The evaluation of the relationship between financial advising and educational outcomes has been examined with two primary methodologies, surveys and audits. Surveys assess consumers who have used an advising service to see if any changes in financial knowledge, attitudes or competencies are measured. Surveys are relatively easy to administer and ultimately provide information on the correlation between professional advice (automated or otherwise) and financial knowledge. The inherent problem in survey studies is that causality is difficult to show. In general, most surveys are not longitudinal, so whether financial education drove the consumer to the advisor or whether the advisor educated the consumer is difficult to ascertain.
An ideal survey study would follow a cohort of consumers over time and examine those who consulted with advisors over the period of the study and those who did not. Of course such a study still faces the selection problem of people choosing to go to an advisor. A more controlled study could randomly assign consumers seeking advice to either a seminar experience or sending them to financial advisors. Measuring learning and behavior before and after different types of interventions could provide the data needed to compare the two financial education delivery methods. Measurable outputs could include responses to financial literacy questions or decisions made after the intervention. Of course, this style of study would be relatively expensive to administer.

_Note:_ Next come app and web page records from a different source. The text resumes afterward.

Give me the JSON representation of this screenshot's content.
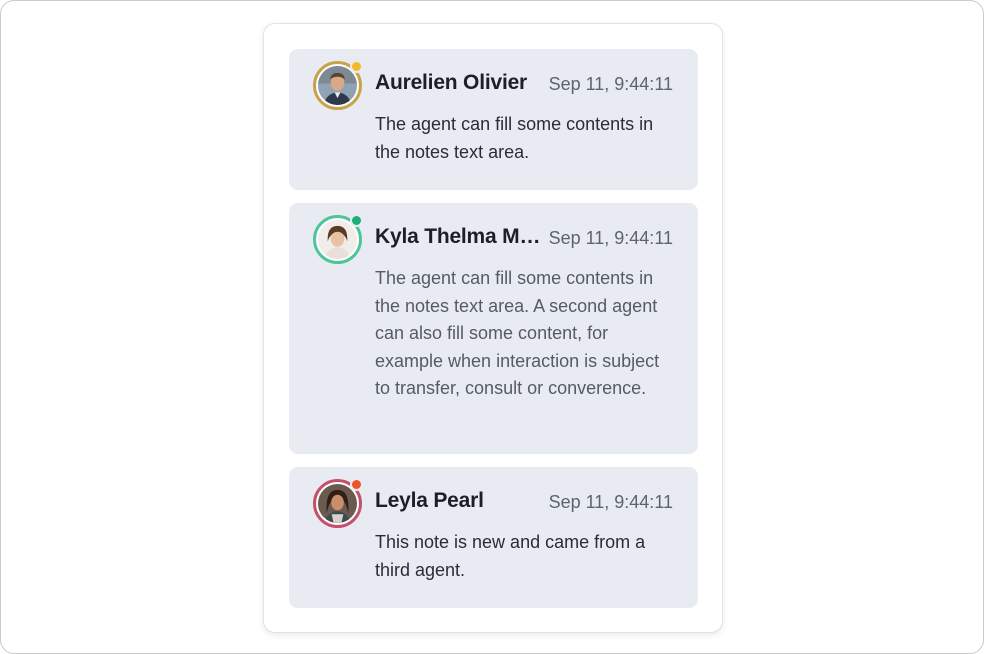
{
  "notes": [
    {
      "author": "Aurelien Olivier",
      "time": "Sep 11, 9:44:11",
      "text": "The agent can fill some contents in the notes text area.",
      "avatar_icon": "male-avatar-icon",
      "ring_color": "#c8a24a",
      "status_color": "#f4b82a"
    },
    {
      "author": "Kyla Thelma Ma...",
      "time": "Sep 11, 9:44:11",
      "text": "The agent can fill some contents in the notes text area. A second agent can also fill some content, for example when interaction is subject to transfer, consult or converence.",
      "avatar_icon": "female-avatar-icon",
      "ring_color": "#4cc59a",
      "status_color": "#1fae78"
    },
    {
      "author": "Leyla Pearl",
      "time": "Sep 11, 9:44:11",
      "text": "This note is new and came from a third agent.",
      "avatar_icon": "female-avatar-icon",
      "ring_color": "#c4506a",
      "status_color": "#f0532a"
    }
  ]
}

The auditing style of evaluation, where an auditor plays the role of an individual seeking advice, while also costly, can provide a richer understanding of the educational process itself. For example, an audit targeted more toward assessing financial education could assess whether consumers were told about trade-offs between risk and return or the benefits of diversification. The audit can measure the time spent by advisors educating their clients and whether the advisor checks for understanding.
Although auditing is costly in evaluating human advisors, it is considerably easy with robo-advising because auditors do not have to physically travel to the agencies. Another advantage is that the “visit” is identical, so multiple auditors can be used to control for reviewer reliability. A rubric can be easily created for these audits as compared to live visits, and records of the visits could be easily kept. For example, the rubric could include: (1) the information requested from the consumer; (2) the type of basic financial education that is provided; (3) whether an explanation of algorithms and how they work is provided to the consumer; and (4) the recommendations that are given and the rationale for the recommendations.

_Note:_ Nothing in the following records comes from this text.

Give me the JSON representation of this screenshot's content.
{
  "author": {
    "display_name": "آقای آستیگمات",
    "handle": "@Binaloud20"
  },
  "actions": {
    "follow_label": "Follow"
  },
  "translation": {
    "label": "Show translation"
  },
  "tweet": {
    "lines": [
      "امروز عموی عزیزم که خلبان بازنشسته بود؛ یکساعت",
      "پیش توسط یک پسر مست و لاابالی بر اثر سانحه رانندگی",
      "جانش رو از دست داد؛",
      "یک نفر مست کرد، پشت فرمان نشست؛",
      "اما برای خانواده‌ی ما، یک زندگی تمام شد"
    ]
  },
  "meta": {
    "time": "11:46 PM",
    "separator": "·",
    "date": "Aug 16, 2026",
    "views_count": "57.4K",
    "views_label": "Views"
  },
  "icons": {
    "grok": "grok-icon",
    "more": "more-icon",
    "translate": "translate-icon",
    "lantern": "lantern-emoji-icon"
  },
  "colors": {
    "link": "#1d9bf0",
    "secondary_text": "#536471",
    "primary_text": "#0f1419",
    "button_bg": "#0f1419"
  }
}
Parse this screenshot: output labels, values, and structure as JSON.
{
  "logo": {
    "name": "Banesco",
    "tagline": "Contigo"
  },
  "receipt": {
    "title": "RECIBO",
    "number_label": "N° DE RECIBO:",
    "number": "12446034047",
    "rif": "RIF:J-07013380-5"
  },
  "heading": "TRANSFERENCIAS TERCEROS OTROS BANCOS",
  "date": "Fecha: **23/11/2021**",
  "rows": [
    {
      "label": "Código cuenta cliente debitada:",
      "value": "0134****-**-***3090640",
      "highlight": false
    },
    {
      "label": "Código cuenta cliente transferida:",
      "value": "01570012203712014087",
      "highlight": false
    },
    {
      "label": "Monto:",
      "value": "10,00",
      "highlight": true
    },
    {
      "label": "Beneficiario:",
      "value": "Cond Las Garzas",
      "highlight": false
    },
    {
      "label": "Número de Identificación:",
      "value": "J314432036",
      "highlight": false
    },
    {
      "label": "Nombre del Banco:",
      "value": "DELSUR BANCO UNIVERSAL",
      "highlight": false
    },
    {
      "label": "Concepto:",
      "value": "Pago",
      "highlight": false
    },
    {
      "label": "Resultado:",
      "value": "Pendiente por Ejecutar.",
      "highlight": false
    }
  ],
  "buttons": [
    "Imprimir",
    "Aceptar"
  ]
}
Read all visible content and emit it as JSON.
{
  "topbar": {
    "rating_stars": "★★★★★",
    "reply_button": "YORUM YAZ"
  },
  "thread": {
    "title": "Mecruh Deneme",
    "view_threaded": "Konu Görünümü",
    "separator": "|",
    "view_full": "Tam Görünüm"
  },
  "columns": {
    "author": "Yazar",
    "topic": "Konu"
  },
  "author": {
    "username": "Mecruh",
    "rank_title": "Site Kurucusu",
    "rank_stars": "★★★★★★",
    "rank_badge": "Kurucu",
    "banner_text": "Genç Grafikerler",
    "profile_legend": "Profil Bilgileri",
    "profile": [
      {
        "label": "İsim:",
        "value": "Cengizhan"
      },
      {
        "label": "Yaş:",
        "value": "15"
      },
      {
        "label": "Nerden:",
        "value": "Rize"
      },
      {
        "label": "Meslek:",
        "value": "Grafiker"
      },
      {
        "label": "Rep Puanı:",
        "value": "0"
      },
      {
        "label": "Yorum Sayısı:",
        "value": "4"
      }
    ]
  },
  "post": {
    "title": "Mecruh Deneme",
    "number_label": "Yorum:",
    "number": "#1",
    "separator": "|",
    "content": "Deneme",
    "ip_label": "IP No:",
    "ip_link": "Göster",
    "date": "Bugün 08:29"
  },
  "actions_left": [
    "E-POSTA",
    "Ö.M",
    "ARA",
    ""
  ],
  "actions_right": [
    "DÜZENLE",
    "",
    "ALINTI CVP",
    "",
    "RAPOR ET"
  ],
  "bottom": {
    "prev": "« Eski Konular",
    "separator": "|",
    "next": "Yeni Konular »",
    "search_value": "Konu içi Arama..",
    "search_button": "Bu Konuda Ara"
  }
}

10D. Public Communication
The issue of the quality of the education and information provided by financial advising are extremely important because most people receiving advice frequently make important financial decisions. Despite a fair amount of research on financial advising, the empirical question of the extent that financial advising – robo or otherwise – results in the acquisition of financial literacy is still an open question. The question is an important one. If consumers are supposed to learn from their financial experiences, the quality of the information they receive needs to be examined. If the results of these investigations find that little good knowledge is acquired, then this problem needs to be addressed. This is particularly true as consumers move toward automated products that may not fully explain their features and limitations.
Individuals seeking advice from professional advisors or through automated advising websites is not as well defined as other groups in this paper, but a growing literature exists about how professional advice is given to consumers. Focused research, however, on what people actually learn from the information received from professional or automated advisors is limited, offering opportunities for further research.